By Mark Bergin, Kingston EMC, March 3, 2011
Kingston, Ontario (Canada) -- The Kuluta Buddhist Centre at 182 Wellington Street is a centre for peaceful spiritual exploration. It offers Kingstonians a setting for quiet reflection and spiritual growth.
<< The Kululta Buddhist Centre's resident teacher, Kelsang Donsang, is an ordained Buddhist monk.
Mark Bergin, Kingston EMC
The Kuluta Centre opened in 1998 and moved to its current Wellington Street location about four years ago.
"It's a place open to everyone to practise meditation, find inner peace and make life meaningful," said Kelsang Donsang, the resident teacher at the centre. "It's not about becoming a Buddhist."
Donsang explained that anyone who visits can take what they need and leave aside whatever doesn't fit. People don't have to change their own beliefs to benefit from Buddhism's practises. He said part of the centre's mandate is to help people find inner peace.
"There's no proselytizing," said Donsang. He added, "This is not a theistic religion."
But there is equality.
"There is no male, there is no female in enlightenment. These are mere illusions."
Donsang explained that Buddha Shakyamuni, known as the historical Buddha, the founder of Buddhism, is whom the public associates with the spiritual discipline. But there have been many Buddhas, enlightened ones.
The teachings are practical in orientation and at the same time challenge our ordinary ways of thinking. Buddha presented a complete path to enlightenment. Practitiners can listen to and practise the teachings on whatever level is comfortable.
Buddhism sounds simple: practise the teachings of Buddha. These teachings are also called Dharma, which means protection. By practising these teachings, living beings will find themselves protected from suffering.
It's the application that gets tricky.
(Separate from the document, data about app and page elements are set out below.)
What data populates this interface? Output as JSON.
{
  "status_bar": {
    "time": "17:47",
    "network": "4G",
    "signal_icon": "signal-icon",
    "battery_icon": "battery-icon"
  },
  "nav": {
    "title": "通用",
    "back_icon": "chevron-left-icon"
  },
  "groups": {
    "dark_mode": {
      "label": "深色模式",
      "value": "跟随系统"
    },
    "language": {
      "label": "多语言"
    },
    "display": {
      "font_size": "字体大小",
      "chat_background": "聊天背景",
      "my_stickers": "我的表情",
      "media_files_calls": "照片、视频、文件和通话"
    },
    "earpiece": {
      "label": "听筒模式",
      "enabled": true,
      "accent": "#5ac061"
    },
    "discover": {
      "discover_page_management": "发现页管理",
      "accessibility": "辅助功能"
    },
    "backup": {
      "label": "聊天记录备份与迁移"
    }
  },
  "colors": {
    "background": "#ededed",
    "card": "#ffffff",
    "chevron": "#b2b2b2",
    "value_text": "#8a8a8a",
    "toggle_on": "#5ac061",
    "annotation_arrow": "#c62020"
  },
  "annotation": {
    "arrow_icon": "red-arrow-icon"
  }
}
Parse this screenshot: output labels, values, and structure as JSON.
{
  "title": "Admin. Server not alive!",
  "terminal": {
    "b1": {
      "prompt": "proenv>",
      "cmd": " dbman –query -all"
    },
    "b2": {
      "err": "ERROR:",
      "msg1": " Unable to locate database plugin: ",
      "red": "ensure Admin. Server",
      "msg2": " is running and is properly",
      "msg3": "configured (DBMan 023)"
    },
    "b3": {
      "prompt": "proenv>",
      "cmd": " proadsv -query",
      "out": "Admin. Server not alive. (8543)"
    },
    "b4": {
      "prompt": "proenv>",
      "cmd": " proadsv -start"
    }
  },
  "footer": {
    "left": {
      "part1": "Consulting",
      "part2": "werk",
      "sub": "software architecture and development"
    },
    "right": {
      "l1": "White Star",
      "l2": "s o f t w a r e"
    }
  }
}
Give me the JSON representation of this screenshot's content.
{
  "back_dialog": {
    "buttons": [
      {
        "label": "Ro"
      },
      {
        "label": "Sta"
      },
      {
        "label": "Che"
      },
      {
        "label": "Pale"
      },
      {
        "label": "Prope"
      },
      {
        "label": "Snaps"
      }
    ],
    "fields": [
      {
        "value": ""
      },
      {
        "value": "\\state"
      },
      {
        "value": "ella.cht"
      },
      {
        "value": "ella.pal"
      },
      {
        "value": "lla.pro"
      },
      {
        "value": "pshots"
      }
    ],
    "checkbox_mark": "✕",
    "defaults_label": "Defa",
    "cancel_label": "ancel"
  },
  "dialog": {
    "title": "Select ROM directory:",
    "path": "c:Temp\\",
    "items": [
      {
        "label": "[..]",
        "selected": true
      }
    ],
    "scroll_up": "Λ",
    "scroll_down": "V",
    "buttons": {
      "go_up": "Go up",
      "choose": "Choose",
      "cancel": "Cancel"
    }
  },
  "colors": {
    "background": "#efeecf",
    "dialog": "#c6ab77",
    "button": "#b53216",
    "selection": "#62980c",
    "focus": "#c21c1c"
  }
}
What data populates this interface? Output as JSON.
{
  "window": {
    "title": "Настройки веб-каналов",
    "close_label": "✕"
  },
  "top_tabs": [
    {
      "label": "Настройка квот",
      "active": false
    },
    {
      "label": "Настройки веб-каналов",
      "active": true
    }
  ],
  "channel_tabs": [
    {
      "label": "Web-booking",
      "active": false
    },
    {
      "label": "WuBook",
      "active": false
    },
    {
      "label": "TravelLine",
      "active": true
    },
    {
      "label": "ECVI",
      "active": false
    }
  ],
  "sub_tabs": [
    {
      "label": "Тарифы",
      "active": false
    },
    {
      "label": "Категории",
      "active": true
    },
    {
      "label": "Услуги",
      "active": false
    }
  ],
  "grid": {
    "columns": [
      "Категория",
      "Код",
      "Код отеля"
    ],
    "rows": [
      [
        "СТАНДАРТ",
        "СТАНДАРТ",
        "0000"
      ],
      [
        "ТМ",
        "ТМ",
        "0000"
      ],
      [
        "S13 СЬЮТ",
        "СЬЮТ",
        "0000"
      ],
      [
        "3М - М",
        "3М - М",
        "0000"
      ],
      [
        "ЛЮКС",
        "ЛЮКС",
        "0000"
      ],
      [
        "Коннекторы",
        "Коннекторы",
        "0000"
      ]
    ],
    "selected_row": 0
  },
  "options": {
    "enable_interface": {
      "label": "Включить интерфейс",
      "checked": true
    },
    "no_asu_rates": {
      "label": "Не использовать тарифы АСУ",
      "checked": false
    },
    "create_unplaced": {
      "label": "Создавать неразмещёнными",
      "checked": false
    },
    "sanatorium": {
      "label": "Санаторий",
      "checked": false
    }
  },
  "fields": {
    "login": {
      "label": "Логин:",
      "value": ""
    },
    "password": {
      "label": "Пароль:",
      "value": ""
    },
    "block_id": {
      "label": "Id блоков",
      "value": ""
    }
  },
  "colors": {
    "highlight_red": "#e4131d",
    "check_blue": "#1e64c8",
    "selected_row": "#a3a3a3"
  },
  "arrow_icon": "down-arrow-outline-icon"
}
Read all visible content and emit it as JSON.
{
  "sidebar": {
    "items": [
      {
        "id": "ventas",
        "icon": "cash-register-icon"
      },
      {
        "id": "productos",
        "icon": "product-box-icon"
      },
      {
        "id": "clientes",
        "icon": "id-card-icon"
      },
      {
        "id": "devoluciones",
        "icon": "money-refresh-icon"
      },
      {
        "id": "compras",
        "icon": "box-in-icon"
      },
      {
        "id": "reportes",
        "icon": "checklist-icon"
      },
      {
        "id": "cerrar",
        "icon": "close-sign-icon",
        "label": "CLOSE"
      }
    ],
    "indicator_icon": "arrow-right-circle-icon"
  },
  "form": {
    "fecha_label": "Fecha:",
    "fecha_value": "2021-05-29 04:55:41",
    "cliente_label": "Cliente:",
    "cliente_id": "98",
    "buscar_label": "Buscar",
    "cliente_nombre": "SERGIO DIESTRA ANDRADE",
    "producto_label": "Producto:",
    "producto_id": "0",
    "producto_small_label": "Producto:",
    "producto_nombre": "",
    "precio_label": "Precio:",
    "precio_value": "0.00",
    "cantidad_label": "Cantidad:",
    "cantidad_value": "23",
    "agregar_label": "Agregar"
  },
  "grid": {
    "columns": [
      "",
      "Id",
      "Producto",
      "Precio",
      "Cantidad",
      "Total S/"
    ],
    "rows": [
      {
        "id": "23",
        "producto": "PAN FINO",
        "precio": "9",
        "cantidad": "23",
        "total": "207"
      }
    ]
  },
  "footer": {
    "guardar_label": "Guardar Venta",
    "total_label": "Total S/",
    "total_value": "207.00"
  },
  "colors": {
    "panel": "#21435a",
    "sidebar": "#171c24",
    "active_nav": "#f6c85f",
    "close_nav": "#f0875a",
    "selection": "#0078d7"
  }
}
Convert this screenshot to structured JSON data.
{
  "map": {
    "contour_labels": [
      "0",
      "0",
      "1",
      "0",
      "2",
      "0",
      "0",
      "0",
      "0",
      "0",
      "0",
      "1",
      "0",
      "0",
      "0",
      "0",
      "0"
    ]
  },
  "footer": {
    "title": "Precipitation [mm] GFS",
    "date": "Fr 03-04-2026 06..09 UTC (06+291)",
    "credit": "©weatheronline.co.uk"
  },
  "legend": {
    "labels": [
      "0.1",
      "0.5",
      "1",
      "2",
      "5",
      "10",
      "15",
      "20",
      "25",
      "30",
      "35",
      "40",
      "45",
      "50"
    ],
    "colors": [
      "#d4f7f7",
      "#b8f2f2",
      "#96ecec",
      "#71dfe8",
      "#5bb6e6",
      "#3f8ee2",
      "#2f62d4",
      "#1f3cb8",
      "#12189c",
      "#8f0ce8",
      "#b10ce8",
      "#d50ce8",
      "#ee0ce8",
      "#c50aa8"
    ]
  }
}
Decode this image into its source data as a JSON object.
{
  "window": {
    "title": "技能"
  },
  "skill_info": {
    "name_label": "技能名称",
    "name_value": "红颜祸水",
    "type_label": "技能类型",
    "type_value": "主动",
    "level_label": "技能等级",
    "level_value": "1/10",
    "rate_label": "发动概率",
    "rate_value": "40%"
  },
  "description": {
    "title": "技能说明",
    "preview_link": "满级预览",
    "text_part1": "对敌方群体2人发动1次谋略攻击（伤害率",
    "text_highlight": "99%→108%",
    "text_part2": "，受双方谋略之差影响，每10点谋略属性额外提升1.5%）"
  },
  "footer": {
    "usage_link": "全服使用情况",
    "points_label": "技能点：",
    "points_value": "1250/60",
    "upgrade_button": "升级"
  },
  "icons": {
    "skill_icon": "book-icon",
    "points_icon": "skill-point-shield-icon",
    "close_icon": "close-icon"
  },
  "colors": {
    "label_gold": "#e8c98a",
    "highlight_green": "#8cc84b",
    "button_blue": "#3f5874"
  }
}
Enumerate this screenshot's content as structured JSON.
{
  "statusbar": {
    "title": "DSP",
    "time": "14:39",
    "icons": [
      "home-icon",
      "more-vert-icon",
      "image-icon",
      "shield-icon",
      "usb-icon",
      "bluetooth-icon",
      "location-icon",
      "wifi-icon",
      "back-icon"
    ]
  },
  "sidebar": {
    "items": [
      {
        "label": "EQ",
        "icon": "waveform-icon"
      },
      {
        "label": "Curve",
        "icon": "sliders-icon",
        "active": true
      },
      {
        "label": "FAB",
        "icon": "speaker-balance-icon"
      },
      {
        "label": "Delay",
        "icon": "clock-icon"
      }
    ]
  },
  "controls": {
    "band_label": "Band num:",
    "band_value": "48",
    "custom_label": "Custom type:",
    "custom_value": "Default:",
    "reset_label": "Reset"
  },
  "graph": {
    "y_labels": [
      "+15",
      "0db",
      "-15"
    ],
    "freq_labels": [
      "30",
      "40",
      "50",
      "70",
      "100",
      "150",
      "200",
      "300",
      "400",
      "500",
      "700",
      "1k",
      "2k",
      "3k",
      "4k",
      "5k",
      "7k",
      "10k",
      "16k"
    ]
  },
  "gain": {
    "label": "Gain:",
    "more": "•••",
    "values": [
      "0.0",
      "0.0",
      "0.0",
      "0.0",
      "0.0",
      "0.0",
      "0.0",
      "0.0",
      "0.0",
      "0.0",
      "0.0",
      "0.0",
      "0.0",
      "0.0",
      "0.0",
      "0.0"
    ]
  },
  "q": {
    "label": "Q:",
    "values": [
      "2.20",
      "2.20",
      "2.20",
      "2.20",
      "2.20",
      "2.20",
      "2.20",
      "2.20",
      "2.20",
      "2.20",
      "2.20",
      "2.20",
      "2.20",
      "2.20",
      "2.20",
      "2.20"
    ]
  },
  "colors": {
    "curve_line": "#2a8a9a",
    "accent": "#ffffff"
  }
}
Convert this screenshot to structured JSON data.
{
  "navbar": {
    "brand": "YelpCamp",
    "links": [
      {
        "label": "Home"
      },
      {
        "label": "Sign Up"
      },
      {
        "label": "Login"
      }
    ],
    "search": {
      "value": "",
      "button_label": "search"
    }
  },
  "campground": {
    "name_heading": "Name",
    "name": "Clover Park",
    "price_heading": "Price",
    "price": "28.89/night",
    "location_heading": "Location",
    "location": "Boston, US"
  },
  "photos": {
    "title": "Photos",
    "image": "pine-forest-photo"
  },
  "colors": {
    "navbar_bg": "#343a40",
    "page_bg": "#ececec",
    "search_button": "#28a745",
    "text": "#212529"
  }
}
Life's distractions get in the way. Our mind tricks us.
Donsang is the only ordained monk in Kingston. He was born in Montreal of non-practising Roman Catholic parents.
"My parents were always spiritual and virtuous," he said. "Eventually it made sense to look for happiness in a spiritual way."
He became intrigued when he heard the Buddhist statement, "Happiness is in your heart." He started to practise Buddhism on his own, initially following a Zen tradition. He became part of a centre in Montreal, where he ended up teaching Buddhism. In 2007 he was ordained as a monk, a process in which a practitioner symbolically changes their appearance, name and mind, and takes vows.
"There are hundreds of vows, condensed to ten," said Donsang. The vows include abandoning acts like killing, stealing, lying and cheating. They also involve reducing the desire for worldly pleasures and meaningless activities.
"No one is expected to take vows," said Donsang. "The vows are a gift, not a burden."
Donsang explained that there is no one way to practise Buddhism. There are more than 40 traditions, each with their own ways and methods.
"Buddha taught for 45 years," said Donsang. "Buddha taught differently to different people, according to personal needs. No tradition belittles others. We are all following Buddha according to what is best for us."
Some traditions follow early teachings of Buddha, others adhere to later teachings, some are faithful to all the teachings.
In addition to its Kingston location, the Kuluta Buddhist Centre holds classes in Belleville, Brockville and Napanee. Many of the centre's events are open to the public. You can find out about programs at www.kuluta.org.
The centre's philosophy is that to achieve world peace, we first have to develop inner peace.
At the Wellington Street location on Sunday mornings meditations and chanted prayers for world peace are held at 10 a.m.
For a feeling of calmness in the middle of the day, informal guided meditations (free) are held there during lunchtime on Mondays and Wednesdays at 12:15 p.m.
Becoming a Better Human Being classes ($10 fee) are held on Tuesdays at 7 p.m. These classes introduce basic Buddhist meditation, psychology, and philosophy.
Donsang is also a Buddhist chaplain and takes his work into local prisons several days a week.
Sitting on the floor of the Kuluta Buddhist Centre, drinking tea with Kelsang Donsang, I was, I suppose, involved in a form of Buddhist practice. Peaceful. No distractions. Or, what distractions that existed, were kept outside of self. The way of the Buddha. The way of the Buddhist.
For more information: www.kuluta.org